That is a national asset, but the state in which it is suggest that the people in government have failed to plan for this country. They seem to think that all national developments in this country should be in Kampala. They do not understand how import it is to them and to the people. I think that is why they have not taken interest in renovating them to enable us realize its full benefits.”
Mr Kirunda Mubarak, Chairman LCIII, Jinja Central Division
“There is obvious need to tarmac the roads in the show grounds. It is always in extremes. During the dry seasons they are extremely dusty, but they get unbearably muddy during the rainy season. I think that once the roads are worked on it will be easier to attract new exhibitors. People always expect to learn something new things and innovations, but it is the same items that are displayed every year. May be it will change once the renovations take place.”
Mr Fred Kamurasi, Proprietor Beauty World Saloon
“I think it was a very big mistake on the part of the government to put the show grounds in the hands of the UNFFE. It solely owns and manages the facility. The local stakeholders like Jinja Municipal Council are not involved. This makes it extremely difficult for them to have a say. That is why you find that though a lot of money is annually realized from the show there is no progressive development or innovation on the ground.”
Mr Majid Nsereko, Councilor and former Deputy Speaker Jinja Municipal Council.
Jinja Municipality West Member of Parliament, Mr Moses Grace Balyeku, who has been closely following up the pledge, told Daily Monitor that the promise has not been effected because of new developments that have recently cropped up in government circles.
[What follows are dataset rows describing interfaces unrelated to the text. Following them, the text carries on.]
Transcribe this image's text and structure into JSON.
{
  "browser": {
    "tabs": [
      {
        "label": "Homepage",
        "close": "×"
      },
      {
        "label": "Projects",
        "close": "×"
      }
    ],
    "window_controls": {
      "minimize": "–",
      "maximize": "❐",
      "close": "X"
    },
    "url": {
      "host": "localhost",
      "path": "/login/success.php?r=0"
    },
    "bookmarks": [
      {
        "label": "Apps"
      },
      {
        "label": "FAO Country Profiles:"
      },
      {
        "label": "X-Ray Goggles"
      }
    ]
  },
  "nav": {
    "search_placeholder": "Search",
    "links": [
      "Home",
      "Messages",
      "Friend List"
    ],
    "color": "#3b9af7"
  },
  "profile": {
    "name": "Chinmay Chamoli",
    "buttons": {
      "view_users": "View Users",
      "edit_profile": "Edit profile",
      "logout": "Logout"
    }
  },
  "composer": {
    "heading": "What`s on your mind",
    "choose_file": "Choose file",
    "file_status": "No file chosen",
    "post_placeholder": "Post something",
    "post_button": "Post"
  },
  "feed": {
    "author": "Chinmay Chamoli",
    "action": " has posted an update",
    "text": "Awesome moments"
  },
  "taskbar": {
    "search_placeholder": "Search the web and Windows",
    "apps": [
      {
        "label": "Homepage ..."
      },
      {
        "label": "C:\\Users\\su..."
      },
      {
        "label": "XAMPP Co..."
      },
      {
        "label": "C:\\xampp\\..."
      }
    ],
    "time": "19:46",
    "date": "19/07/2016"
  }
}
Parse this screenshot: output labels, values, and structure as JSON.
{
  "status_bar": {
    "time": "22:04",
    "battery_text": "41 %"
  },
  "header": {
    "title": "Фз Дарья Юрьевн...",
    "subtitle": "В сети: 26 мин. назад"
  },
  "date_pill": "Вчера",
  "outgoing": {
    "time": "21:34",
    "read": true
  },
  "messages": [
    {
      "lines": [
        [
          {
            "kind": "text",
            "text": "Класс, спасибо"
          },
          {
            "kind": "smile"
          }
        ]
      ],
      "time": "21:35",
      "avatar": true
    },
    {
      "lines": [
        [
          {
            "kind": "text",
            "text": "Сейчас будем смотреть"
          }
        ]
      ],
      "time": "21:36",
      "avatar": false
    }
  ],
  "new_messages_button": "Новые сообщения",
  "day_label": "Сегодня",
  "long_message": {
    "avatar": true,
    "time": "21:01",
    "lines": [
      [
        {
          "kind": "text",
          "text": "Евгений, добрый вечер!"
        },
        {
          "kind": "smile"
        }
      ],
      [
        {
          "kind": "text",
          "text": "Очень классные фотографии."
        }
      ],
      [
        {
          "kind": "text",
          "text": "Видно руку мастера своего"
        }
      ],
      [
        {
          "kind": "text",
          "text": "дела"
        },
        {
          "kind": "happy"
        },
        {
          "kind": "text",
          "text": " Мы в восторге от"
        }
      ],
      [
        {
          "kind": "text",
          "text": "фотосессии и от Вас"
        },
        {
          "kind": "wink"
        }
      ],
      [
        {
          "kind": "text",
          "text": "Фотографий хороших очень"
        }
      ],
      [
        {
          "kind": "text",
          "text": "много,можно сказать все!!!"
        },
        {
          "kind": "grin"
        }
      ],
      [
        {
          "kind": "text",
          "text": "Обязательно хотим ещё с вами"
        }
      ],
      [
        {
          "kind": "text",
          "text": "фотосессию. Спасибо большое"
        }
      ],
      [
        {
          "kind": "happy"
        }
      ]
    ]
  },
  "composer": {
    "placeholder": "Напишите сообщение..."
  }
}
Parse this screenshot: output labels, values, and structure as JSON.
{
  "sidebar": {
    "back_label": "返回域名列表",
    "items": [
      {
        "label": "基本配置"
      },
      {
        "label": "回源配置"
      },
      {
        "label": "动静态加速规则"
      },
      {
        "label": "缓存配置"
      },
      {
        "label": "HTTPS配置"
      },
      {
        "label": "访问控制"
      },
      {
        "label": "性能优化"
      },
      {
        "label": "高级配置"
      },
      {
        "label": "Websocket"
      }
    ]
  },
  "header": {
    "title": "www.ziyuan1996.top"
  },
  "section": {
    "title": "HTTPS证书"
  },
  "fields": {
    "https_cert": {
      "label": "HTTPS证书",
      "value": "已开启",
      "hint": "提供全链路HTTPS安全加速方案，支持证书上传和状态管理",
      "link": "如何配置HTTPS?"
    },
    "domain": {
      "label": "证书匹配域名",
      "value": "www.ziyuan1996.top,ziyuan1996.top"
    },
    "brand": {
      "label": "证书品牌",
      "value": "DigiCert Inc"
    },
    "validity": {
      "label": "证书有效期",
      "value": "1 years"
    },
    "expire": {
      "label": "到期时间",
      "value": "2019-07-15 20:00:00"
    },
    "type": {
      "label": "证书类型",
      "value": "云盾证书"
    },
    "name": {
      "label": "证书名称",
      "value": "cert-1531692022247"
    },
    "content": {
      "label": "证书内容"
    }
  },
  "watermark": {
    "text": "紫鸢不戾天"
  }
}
Those developments including a plan by the government to set up an agricultural demonstration school and start up an agricultural tourism training institute that is to be jointly run by the ministries of Education and Sports, Agriculture and of Trade and Tourism. There is also rumoured proposal to transfer the show grounds to another location and make it difficult for one to commit resources towards sprucing up the grounds at this point in time.
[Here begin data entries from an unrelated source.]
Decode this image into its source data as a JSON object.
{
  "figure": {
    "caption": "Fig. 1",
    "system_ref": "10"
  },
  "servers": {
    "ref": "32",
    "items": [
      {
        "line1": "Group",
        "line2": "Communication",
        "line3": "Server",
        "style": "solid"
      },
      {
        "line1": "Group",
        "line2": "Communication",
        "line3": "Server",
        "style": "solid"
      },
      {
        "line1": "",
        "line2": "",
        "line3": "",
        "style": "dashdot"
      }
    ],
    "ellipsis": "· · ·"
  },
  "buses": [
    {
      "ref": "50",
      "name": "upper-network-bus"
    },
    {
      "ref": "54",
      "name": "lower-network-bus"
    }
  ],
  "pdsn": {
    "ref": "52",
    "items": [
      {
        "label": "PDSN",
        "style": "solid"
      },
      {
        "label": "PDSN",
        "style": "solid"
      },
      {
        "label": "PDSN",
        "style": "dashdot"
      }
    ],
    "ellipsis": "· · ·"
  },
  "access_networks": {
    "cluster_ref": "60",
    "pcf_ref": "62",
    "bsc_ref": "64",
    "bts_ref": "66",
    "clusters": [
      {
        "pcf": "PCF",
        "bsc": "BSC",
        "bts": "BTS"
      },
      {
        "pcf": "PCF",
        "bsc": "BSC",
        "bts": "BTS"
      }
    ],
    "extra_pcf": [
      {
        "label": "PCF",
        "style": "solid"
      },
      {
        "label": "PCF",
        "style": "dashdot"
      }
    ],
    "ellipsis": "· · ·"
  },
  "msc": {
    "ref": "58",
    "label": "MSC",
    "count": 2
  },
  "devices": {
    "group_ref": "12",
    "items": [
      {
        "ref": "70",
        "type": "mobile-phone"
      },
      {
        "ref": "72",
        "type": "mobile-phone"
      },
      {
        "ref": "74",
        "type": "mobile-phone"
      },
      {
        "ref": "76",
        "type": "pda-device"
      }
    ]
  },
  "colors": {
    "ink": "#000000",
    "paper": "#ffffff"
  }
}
“I am aware that the discussions are going on at cabinet level but the uncertainty surrounding the future of the grounds is the problem here. The money will be availed to the Farmers’ Federation once a decision is reached on whether to retain the present location as the show grounds,” Mr Balyeku said.
Daily Monitor position
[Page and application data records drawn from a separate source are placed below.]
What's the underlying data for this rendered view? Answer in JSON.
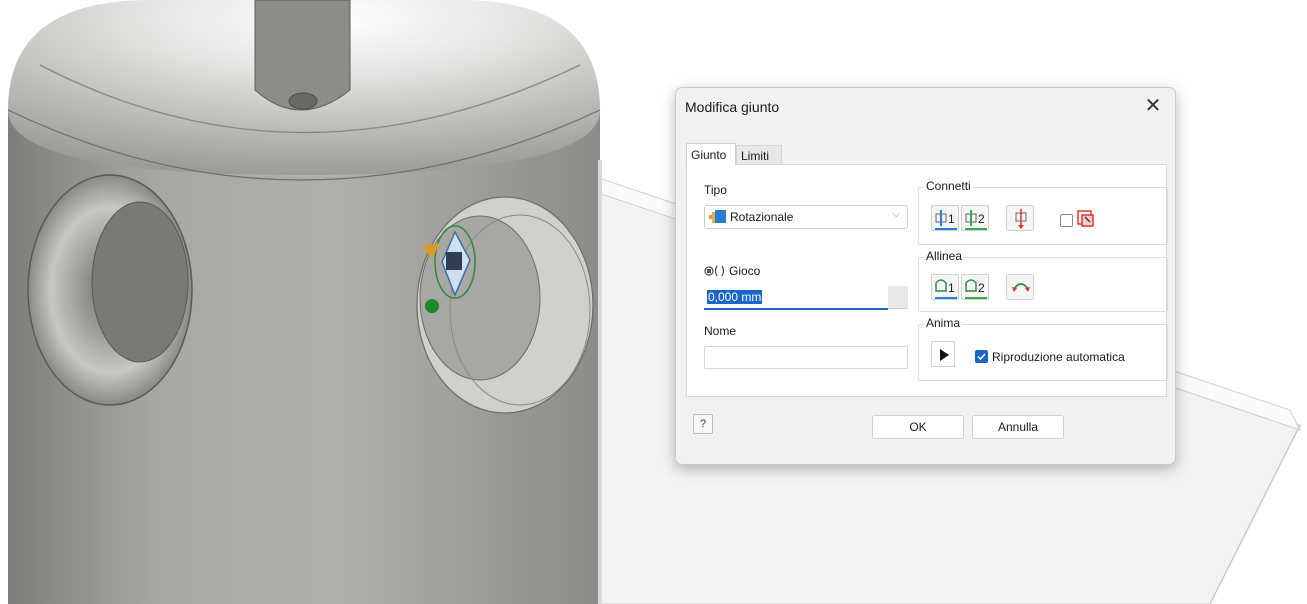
{
  "dialog": {
    "title": "Modifica giunto",
    "close_glyph": "✕",
    "tabs": [
      {
        "label": "Giunto",
        "active": true
      },
      {
        "label": "Limiti",
        "active": false
      }
    ],
    "tipo": {
      "label": "Tipo",
      "value": "Rotazionale",
      "icon": "rotational-joint-icon"
    },
    "gioco": {
      "label": "Gioco",
      "value": "0,000 mm",
      "icon": "gap-icon"
    },
    "nome": {
      "label": "Nome",
      "value": ""
    },
    "connetti": {
      "label": "Connetti",
      "buttons": [
        {
          "icon": "select-origin-1-icon",
          "number": "1",
          "underline_color": "#2a7bd6"
        },
        {
          "icon": "select-origin-2-icon",
          "number": "2",
          "underline_color": "#3aa84a"
        },
        {
          "icon": "flip-component-icon"
        }
      ],
      "lock_icon": "lock-component-icon"
    },
    "allinea": {
      "label": "Allinea",
      "buttons": [
        {
          "icon": "align-1-icon",
          "number": "1",
          "underline_color": "#2a7bd6"
        },
        {
          "icon": "align-2-icon",
          "number": "2",
          "underline_color": "#3aa84a"
        },
        {
          "icon": "invert-alignment-icon"
        }
      ]
    },
    "anima": {
      "label": "Anima",
      "play_icon": "play-icon",
      "autoplay_label": "Riproduzione automatica",
      "autoplay_checked": true
    },
    "help_glyph": "?",
    "ok_label": "OK",
    "cancel_label": "Annulla"
  },
  "colors": {
    "accent": "#1a66c9",
    "metal_body": "#a8a6a2",
    "plate": "#f2f2f2"
  }
}
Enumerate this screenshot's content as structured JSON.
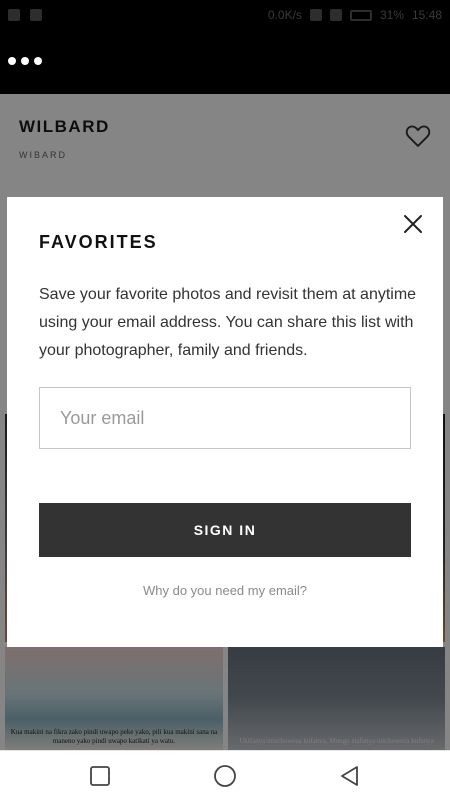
{
  "status_bar": {
    "speed": "0.0K/s",
    "battery": "31%",
    "time": "15:48"
  },
  "gallery": {
    "title": "WILBARD",
    "subtitle": "WIBARD",
    "captions": [
      "Kua makini na fikra zako pindi uwapo peke yako, pili kua makini sana na maneno yako pindi uwapo katikati ya watu.",
      "Ukifanya unachoweza kufanya, Mungu atafanya usichoweza kufanya"
    ]
  },
  "modal": {
    "title": "FAVORITES",
    "description": "Save your favorite photos and revisit them at anytime using your email address. You can share this list with your photographer, family and friends.",
    "email_placeholder": "Your email",
    "email_value": "",
    "signin_label": "SIGN IN",
    "why_link": "Why do you need my email?"
  },
  "icons": {
    "menu": "more-dots-icon",
    "favorite": "heart-icon",
    "close": "close-icon",
    "nav": [
      "recents-square-icon",
      "home-circle-icon",
      "back-triangle-icon"
    ]
  },
  "colors": {
    "button_bg": "#333333",
    "overlay": "rgba(0,0,0,0.48)"
  }
}
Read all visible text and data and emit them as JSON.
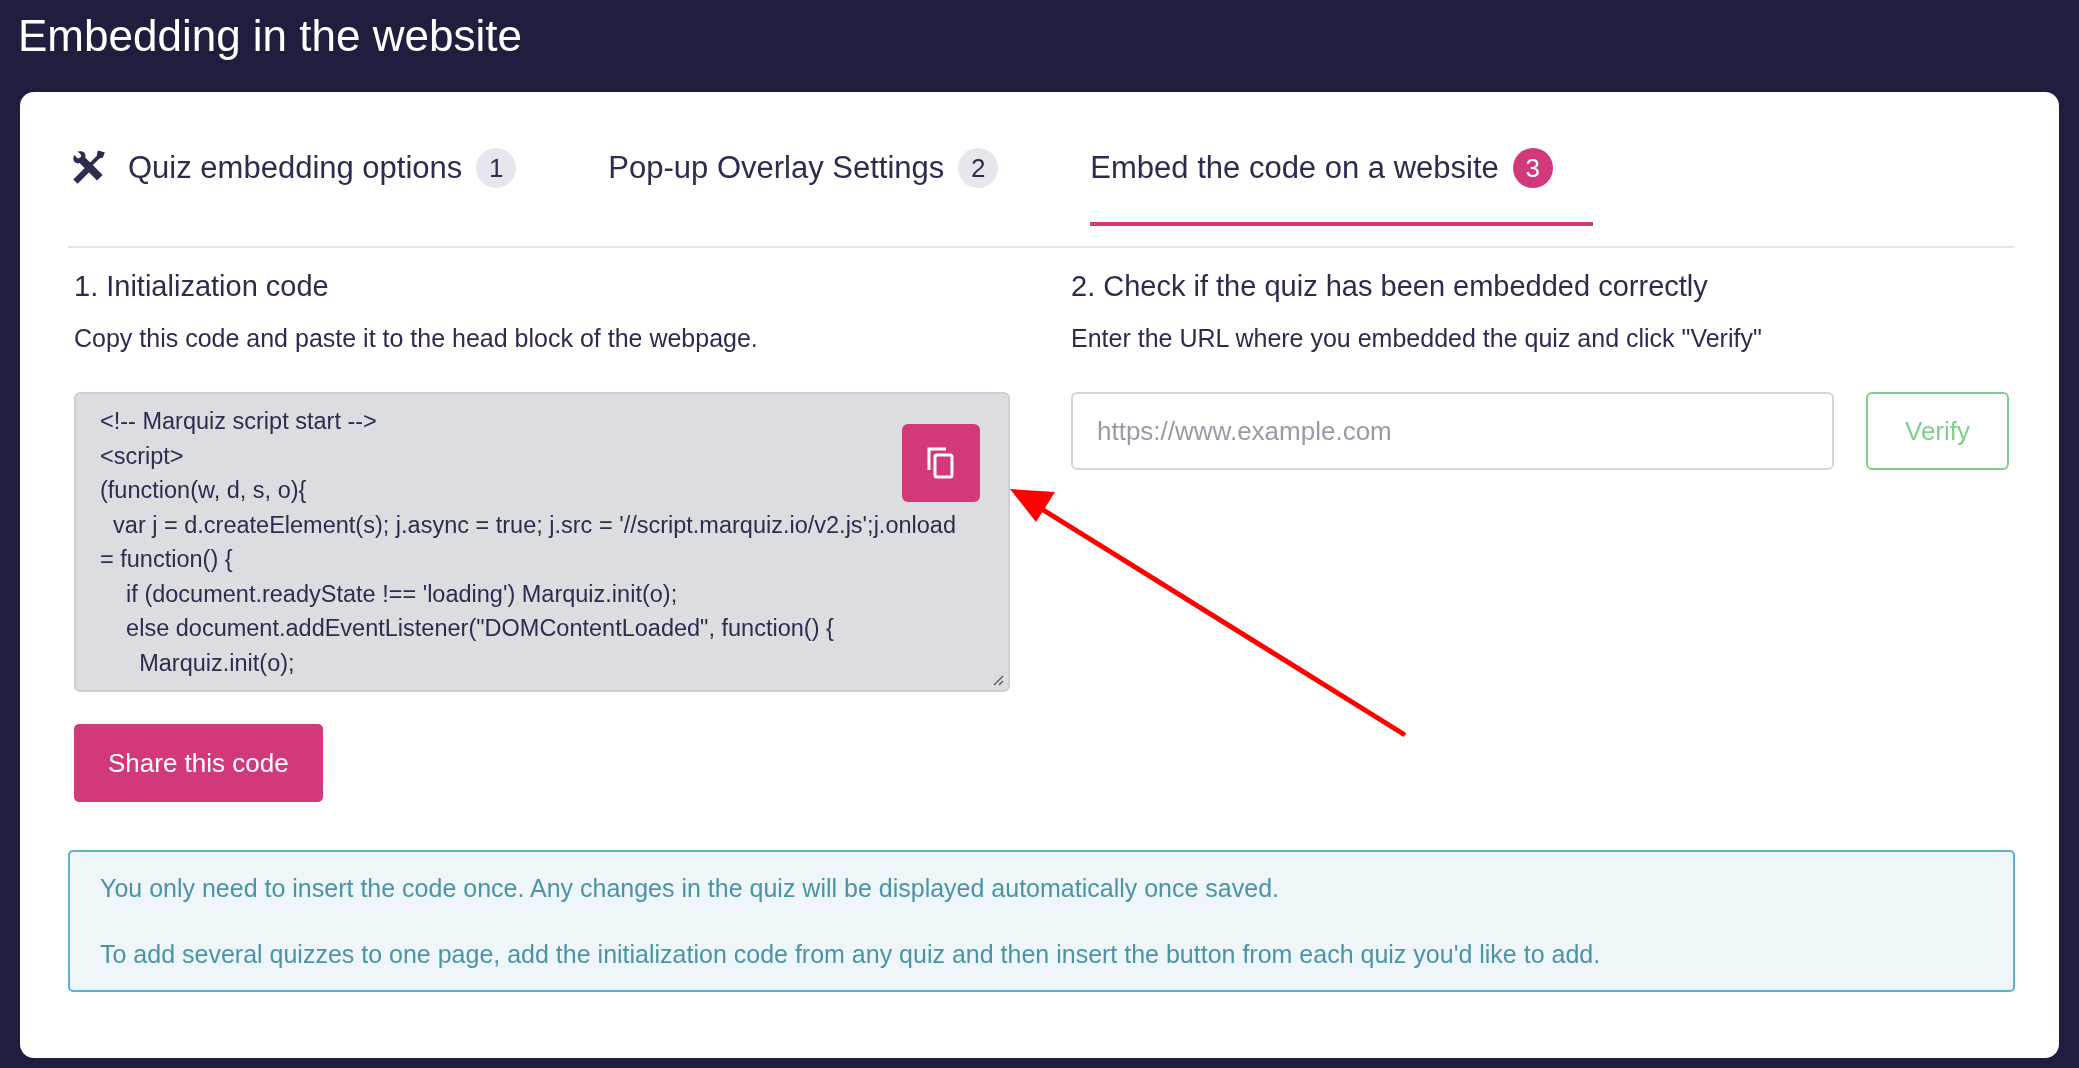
{
  "page": {
    "title": "Embedding in the website"
  },
  "tabs": [
    {
      "label": "Quiz embedding options",
      "count": "1",
      "selected": false
    },
    {
      "label": "Pop-up Overlay Settings",
      "count": "2",
      "selected": false
    },
    {
      "label": "Embed the code on a website",
      "count": "3",
      "selected": true
    }
  ],
  "init_section": {
    "heading": "1. Initialization code",
    "description": "Copy this code and paste it to the head block of the webpage.",
    "code_lines": [
      "<!-- Marquiz script start -->",
      "<script>",
      "(function(w, d, s, o){",
      "  var j = d.createElement(s); j.async = true; j.src = '//script.marquiz.io/v2.js';j.onload",
      "= function() {",
      "    if (document.readyState !== 'loading') Marquiz.init(o);",
      "    else document.addEventListener(\"DOMContentLoaded\", function() {",
      "      Marquiz.init(o);"
    ],
    "share_button": "Share this code"
  },
  "verify_section": {
    "heading": "2. Check if the quiz has been embedded correctly",
    "description": "Enter the URL where you embedded the quiz and click \"Verify\"",
    "url_field": {
      "placeholder": "https://www.example.com"
    },
    "verify_button": "Verify"
  },
  "info_box": [
    "You only need to insert the code once. Any changes in the quiz will be displayed automatically once saved.",
    "To add several quizzes to one page, add the initialization code from any quiz and then insert the button from each quiz you'd like to add."
  ]
}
While it might have been a good gesture on the part of Gen Saleh, it is unthinkable that he suggested that funds to renovate the show grounds would be raised by cutting allowances meant for the implementers of the Operation Wealth Creation programme.
Diversion of funds is illegal under the country’s financial and accounting regulation and the General should not be seen to be endorsing it as a method of raising funds.
However, the importance of the national agricultural trade show grounds and the role that they can play in shaping the future of Uganda’s agricultural sector cannot be overemphasized.
The government should therefore not abdicate its responsibility. The country cannot afford to leave the maintenance of such a national asset at the mercy and whims of Gen Saleh.
At the same time, the government should start moving towards making available resources to have the grounds redeveloped to internationally acceptable standards. This might entice big time agricultural manufacturers and producers who have not been exhibiting here to do so.
The government should also consider subsidising the operational costs of UNFFE so that entrance fees to the annual showpiece are reduced. Many a rural farmer who would have loved to attend the annual showpiece simply may not afford to meet the cost of transport, entrance and upkeep during the show.